◆ What you have to do: Lines containing "ribbon" should be pulled from the material below.
━━ Records for this task
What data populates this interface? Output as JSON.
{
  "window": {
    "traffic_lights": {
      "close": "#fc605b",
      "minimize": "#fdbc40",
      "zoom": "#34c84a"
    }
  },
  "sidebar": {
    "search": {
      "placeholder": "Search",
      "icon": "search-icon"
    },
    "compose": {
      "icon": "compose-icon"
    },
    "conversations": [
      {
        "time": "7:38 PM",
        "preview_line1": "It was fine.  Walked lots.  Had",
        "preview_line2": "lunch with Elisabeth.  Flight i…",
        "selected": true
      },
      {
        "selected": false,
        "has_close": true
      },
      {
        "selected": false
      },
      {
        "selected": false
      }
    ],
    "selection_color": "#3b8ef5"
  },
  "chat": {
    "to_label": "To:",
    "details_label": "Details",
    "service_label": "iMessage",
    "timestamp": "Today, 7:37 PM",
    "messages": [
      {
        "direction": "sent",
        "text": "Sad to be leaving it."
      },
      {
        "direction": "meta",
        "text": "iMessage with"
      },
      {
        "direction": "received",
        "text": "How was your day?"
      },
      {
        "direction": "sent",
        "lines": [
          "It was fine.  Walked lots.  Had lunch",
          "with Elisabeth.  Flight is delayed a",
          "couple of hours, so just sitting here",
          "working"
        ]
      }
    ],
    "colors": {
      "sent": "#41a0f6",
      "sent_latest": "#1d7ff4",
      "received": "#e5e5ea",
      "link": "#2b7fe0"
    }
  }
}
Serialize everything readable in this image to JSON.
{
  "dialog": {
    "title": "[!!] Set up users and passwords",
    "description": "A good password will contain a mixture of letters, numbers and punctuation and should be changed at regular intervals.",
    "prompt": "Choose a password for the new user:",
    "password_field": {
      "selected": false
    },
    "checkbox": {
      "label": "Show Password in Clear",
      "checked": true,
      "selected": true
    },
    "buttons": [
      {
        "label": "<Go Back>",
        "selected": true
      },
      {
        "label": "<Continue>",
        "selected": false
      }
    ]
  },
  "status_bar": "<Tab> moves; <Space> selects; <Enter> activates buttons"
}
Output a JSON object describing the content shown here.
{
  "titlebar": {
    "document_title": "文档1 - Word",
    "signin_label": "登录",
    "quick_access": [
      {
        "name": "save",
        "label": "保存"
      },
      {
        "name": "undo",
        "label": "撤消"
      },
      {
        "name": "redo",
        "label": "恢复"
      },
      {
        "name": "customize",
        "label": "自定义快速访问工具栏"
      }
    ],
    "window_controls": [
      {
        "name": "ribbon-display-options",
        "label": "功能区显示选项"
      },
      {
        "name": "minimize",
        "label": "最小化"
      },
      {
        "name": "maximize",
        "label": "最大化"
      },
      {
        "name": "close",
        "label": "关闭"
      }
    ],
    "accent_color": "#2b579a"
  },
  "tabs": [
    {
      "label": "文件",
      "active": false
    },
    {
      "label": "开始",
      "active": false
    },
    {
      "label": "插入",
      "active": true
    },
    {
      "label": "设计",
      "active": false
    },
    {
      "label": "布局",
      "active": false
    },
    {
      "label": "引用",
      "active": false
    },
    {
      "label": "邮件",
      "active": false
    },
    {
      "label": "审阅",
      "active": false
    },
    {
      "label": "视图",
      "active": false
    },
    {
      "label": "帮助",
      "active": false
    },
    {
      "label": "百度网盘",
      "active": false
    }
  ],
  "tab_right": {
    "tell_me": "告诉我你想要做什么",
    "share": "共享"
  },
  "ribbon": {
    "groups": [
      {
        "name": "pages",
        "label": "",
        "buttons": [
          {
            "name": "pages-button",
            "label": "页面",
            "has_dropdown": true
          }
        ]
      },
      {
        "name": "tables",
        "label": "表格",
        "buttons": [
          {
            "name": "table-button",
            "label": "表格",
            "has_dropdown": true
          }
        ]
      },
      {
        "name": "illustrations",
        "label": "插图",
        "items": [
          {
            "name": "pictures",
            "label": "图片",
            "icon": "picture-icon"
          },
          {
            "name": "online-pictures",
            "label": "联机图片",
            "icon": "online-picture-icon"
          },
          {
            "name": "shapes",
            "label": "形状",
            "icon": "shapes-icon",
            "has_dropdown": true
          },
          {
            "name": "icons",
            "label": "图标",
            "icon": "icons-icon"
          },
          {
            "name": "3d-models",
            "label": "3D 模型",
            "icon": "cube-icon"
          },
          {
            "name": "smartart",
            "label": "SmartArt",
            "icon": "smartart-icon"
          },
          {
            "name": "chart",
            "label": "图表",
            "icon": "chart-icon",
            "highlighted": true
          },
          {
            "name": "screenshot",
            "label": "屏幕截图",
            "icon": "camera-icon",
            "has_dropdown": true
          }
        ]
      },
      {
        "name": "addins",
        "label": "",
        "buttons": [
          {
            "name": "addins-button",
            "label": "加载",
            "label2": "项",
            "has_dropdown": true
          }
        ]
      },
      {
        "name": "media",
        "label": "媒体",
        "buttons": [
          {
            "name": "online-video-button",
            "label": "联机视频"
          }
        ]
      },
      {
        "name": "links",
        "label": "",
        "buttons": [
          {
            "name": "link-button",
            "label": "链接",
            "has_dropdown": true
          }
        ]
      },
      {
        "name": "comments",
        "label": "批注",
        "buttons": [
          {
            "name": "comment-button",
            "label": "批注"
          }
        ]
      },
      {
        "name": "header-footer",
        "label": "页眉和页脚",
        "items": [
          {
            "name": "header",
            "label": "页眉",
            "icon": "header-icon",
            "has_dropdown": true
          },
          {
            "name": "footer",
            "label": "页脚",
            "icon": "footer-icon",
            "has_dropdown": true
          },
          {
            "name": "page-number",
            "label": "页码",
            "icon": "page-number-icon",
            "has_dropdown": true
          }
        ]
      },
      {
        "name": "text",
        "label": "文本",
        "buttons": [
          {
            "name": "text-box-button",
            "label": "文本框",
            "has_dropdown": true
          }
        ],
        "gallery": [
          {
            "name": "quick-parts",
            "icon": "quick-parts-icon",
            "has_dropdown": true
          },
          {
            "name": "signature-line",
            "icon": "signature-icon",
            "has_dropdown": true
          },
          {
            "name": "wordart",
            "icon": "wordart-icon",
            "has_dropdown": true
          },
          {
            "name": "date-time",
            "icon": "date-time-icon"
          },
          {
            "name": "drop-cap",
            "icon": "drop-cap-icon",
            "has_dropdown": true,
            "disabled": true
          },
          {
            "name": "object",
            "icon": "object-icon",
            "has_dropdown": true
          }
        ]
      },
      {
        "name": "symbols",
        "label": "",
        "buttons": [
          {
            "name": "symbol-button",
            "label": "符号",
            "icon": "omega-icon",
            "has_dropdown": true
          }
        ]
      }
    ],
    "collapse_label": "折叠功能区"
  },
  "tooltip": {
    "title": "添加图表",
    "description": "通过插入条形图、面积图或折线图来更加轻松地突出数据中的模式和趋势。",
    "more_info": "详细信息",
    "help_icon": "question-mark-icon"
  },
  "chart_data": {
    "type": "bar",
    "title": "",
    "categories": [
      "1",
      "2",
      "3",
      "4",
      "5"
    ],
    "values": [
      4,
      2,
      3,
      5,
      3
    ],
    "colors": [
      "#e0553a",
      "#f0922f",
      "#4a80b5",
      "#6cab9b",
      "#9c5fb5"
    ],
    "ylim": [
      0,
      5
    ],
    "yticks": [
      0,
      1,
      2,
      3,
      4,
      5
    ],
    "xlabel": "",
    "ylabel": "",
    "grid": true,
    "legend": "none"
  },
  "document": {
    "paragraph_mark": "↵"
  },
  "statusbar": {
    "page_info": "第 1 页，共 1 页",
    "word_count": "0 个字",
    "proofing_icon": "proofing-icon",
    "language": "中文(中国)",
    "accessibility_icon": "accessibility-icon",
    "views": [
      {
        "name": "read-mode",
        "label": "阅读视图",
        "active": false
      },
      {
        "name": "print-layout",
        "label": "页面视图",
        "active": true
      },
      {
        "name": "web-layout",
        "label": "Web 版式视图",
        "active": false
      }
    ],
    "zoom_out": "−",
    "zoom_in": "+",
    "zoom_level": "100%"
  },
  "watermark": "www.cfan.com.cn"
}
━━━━
◆ Response to this task:
        "name": "ribbon-display-options",
  "ribbon": {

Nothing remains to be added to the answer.